On the fringe : landscape and life in Upholland, c1300-1599.
The aim of this study of Up holland in Lancashire is to investigate the late-medieval
and Tudor community, to understand the landscape in which this community
operated and to assess the impact of marginality on society and economy.
Upholland lay within the agricultural fringe in respect of its soils and straddled the
geographical interface between lowland wetlands on the Lancashire plain and
elevated land on the Billinge-Parbold ridge. It was a peripheral place, too, as
regards its positions on the western edge of Wig an parish and on the eastern border
of West Derby hundred.
Despite its undoubted marginality, there are indications for great stability in
its boundary, for ancient settlement patterns and for clearance levels remaining fairly
constant between the Iron Age and the early-modern period. Because several tracts
of ancient woodland survived into Tudor times and as most soils in this township
were wet and/or infertile, farming life was based on the wood-pasture economy.
Upholland farmers made the best possible use of their resources and diversified into
rural crafts, such as tanning, carpentry, and the ferrous metal industry. There is a
particularly early example of a water-powered bloomery in the demesne.
Upholland was arguably part of a multiple estate in the pre-Conquest period.
It was held in thegnage in 1066. Under the later manorial system the township had
powerful lords in the de Holands, the Lords Lovell and the Earls of Derby. Only the
former, however, were resident. Their status symbols included a castle, two large
parks, a warren and a priory. Despite this emergence of power, tenants enjoyed
autonomy and security of tenure. Their dispersed homesteads lay amidst enclosed
fields and there was an absence of communal organisation in agriculture. Many
copyhold families were long established by the sixteenth century and well aware of
their ancient rights. When the second Earl of Derby tried to impose more-stringent
tenurial conditions, several copyholders took their case to the Court of Star
Chamber. Tenant independence is also seen in local government. Although this
institution was presided over by the lord's steward, community regulation was
effectively in the hands of a tenant elite.
Tenant holdings tended to be small although disparkment and shrinkage of
population after the Black Death made way for the creation of larger allotments.
Population recovery by the mid-sixteenth century led to expansion by 1600, an
increase largely due to the growth of leasehold properties in the former parks and in
the waste.
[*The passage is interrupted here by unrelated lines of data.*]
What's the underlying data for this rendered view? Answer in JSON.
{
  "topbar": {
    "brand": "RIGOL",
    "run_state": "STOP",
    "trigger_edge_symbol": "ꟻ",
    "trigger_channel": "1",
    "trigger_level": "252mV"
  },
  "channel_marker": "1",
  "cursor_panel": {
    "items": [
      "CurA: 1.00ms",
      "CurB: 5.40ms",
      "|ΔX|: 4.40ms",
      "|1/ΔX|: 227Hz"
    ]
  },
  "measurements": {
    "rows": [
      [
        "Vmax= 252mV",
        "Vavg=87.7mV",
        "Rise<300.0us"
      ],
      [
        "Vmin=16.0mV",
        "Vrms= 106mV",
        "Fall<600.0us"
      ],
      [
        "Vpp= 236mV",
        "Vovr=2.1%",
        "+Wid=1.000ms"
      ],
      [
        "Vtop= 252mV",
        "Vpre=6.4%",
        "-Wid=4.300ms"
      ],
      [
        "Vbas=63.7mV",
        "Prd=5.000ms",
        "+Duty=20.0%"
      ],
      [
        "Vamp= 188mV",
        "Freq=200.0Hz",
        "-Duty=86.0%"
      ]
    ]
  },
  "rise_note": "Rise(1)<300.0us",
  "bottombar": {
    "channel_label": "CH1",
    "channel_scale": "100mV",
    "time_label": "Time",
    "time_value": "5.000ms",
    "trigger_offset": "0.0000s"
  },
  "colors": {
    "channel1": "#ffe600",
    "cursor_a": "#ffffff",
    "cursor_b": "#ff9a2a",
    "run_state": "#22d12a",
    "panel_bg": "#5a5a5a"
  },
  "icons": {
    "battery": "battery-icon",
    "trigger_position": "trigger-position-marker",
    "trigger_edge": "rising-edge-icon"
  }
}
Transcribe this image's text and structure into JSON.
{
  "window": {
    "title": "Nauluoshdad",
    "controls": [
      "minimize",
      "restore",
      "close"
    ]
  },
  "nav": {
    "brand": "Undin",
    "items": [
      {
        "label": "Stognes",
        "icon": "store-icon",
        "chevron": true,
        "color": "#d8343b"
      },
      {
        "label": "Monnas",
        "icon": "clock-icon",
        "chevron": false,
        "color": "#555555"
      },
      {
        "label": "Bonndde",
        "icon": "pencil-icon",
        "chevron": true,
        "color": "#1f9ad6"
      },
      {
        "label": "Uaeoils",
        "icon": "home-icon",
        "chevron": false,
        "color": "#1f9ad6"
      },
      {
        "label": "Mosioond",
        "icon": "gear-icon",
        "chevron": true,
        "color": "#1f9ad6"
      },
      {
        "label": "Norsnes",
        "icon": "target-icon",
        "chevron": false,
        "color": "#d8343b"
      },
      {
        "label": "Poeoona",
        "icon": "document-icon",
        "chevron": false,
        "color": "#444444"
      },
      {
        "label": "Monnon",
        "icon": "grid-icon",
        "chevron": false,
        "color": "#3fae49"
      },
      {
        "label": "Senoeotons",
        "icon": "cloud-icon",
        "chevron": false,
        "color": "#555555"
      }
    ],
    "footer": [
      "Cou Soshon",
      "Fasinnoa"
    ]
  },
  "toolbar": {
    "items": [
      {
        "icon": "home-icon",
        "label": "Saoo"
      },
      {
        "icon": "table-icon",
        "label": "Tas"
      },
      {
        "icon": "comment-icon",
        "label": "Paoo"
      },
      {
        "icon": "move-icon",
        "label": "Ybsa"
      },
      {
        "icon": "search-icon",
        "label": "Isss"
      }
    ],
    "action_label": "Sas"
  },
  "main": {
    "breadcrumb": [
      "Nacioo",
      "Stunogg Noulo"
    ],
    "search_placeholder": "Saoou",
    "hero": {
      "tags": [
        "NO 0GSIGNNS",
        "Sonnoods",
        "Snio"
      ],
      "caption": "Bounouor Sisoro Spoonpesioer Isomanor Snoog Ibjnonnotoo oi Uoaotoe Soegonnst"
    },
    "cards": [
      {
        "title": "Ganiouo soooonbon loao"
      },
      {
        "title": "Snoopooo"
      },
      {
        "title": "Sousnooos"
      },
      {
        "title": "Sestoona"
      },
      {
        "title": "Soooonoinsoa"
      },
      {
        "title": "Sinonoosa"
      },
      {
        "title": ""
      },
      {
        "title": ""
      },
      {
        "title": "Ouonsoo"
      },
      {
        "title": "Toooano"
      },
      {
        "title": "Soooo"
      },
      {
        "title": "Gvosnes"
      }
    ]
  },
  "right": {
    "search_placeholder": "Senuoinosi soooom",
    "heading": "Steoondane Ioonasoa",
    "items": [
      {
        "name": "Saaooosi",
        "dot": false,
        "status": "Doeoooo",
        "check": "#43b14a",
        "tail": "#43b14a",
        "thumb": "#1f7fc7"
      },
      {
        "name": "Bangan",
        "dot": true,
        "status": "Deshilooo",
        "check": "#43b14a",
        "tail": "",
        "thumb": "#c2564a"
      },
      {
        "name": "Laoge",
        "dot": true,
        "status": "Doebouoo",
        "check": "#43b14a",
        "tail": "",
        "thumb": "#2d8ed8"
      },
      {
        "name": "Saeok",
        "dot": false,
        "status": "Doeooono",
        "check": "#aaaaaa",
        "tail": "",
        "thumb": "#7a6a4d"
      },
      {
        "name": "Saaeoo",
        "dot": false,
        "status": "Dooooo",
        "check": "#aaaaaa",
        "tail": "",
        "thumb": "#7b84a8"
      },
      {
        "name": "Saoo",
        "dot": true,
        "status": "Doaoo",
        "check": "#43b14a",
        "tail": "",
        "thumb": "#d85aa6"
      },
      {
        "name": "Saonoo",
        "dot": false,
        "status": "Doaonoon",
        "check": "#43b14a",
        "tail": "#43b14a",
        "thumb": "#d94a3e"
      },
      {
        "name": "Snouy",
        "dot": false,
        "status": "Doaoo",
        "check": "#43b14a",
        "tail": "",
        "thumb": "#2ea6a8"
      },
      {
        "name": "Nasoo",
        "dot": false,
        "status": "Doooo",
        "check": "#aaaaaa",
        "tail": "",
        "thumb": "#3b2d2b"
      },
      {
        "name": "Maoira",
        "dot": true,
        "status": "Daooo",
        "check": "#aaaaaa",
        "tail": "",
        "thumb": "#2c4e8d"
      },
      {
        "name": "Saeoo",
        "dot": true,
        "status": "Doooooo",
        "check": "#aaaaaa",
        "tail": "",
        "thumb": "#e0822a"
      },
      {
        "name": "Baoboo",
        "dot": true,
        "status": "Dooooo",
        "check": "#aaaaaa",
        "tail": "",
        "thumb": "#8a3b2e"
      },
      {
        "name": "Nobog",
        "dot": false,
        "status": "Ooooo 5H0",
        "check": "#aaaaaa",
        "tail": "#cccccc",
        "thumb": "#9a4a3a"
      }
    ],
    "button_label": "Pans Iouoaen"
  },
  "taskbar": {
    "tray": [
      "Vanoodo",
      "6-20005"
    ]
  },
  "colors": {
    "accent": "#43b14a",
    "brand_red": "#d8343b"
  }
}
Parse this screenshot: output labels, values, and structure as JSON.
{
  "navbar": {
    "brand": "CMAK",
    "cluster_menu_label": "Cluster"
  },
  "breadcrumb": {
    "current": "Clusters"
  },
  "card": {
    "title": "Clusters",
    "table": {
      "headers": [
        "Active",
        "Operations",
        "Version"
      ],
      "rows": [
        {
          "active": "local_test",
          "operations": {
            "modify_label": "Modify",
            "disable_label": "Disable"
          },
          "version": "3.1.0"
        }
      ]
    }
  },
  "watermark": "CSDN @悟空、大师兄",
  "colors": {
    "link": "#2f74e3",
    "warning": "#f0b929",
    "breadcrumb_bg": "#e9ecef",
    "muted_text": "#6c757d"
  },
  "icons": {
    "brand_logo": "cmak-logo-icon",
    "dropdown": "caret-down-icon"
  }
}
Upholland lay within a part of Lancashire that was relatively rich by the
1540s. Growing commercialisation is evident in the trading centre present by 1599.
This study demonstrates how independence and skilful use of the
environment can turn marginality into advantage. It shows, too, how the fringe can
provide quality of life.